Scientists have proposed a fundamentally new way of blocking HIV reactivation in affected cells
Most studies of HIV infection are currently centered around the treatment and prevention of the virus, writes the portal YaleNews. But until now, specialists know little about how the body resists HIV after infection.
Given this, a group of microbiologists from Yale University decided to study in more detail some of the mechanisms of immunity in the fight against the virus. In particular, scientists conducted a study that showed the importance of the work of one of the proteins of the immune system, which can completely block HIV reactivation.
The results of the work were published in January in the journal PNAS.
A team of microbiologists led by Dr. Manabu Taura analyzed a group of T-cells affected by HIV. Scientists, observing the effect of gene modification, expected either to carry out a so-called. overexpression of the protein Apobec3A (A3A), which is known to suppress HIV at an early stage, or “knock out” it from the cell.
In the course of their work, they found that A3A, by binding to the DNA region of HIV, which is responsible for the reproduction of the virus, blocks its reactivation, and instead of maintaining its spread, attracts a complex of enzymes that inhibit HIV. The results were later confirmed by a series of experiments on infected human T-cells.
Scientists note that the conclusions they draw from the A3A study are a potential source of a fundamentally new HIV therapy.
“This [Apobec3A protein, - Ed.] Can be a good target for blocking HIV, which is already integrated into cells,” says one of the study's co-authors, Dr. Akiko Iwasaki.

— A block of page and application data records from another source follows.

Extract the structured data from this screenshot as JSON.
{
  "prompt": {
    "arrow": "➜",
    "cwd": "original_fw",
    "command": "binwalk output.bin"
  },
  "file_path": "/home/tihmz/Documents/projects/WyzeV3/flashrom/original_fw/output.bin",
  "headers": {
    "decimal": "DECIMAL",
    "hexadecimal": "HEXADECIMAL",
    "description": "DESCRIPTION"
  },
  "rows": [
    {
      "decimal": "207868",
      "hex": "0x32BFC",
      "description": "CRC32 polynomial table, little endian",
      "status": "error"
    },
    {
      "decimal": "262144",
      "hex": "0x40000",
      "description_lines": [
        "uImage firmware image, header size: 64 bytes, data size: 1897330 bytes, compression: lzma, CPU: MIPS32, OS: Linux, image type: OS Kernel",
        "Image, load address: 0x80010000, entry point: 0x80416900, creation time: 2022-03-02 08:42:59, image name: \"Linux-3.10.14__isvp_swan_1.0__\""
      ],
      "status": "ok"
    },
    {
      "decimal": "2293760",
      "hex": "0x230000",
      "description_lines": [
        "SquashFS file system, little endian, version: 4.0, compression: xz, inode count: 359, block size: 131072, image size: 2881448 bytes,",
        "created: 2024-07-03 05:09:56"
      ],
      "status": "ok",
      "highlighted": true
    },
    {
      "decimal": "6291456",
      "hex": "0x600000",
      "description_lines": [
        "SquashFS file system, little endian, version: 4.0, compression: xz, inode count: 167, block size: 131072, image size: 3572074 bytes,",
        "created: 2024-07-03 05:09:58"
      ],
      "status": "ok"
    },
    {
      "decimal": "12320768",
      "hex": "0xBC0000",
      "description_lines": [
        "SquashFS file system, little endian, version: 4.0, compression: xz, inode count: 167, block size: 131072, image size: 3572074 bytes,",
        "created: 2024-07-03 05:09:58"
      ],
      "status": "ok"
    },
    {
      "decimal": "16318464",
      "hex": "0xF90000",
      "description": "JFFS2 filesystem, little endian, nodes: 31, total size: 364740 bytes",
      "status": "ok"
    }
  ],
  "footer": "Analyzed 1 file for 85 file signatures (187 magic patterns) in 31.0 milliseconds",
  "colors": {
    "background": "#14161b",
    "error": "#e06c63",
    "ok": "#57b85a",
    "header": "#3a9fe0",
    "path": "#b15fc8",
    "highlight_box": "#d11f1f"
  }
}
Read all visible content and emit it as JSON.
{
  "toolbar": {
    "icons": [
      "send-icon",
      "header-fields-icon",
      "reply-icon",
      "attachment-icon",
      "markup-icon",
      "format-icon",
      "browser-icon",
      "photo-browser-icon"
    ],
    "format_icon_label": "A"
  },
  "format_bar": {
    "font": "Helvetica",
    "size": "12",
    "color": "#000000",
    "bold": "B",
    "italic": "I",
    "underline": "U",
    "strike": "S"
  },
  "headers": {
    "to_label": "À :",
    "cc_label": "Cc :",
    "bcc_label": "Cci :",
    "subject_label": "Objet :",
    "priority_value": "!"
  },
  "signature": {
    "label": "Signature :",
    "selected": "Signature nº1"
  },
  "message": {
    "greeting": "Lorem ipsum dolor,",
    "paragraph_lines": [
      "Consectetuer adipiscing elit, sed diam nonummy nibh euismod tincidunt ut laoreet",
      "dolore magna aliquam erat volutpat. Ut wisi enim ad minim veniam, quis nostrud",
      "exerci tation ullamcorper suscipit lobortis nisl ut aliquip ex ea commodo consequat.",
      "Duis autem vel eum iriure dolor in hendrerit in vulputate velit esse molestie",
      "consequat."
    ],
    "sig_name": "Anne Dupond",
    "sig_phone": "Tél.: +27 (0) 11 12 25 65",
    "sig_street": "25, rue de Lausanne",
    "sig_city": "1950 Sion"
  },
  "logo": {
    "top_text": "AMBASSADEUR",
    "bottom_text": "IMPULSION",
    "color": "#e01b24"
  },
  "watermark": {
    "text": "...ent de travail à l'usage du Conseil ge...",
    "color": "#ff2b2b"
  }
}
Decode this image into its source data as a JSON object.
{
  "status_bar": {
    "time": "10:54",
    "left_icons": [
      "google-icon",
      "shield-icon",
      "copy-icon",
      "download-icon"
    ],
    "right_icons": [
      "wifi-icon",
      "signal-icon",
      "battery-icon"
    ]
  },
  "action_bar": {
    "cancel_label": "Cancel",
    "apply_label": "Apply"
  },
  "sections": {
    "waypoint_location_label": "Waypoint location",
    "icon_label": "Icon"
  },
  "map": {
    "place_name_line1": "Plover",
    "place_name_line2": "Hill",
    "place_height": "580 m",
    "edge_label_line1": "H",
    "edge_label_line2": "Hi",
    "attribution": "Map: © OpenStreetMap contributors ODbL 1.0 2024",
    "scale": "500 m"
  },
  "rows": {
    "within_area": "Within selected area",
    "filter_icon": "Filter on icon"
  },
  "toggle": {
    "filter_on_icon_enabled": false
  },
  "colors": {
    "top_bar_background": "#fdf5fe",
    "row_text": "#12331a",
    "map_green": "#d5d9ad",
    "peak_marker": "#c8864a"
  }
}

“If we can find a way to express A3A in latently infected cells, we will probably block HIV reactivation.” [...] If infected cells in HIV patients fail to express viral genes, [we can say that] there is no infection. ”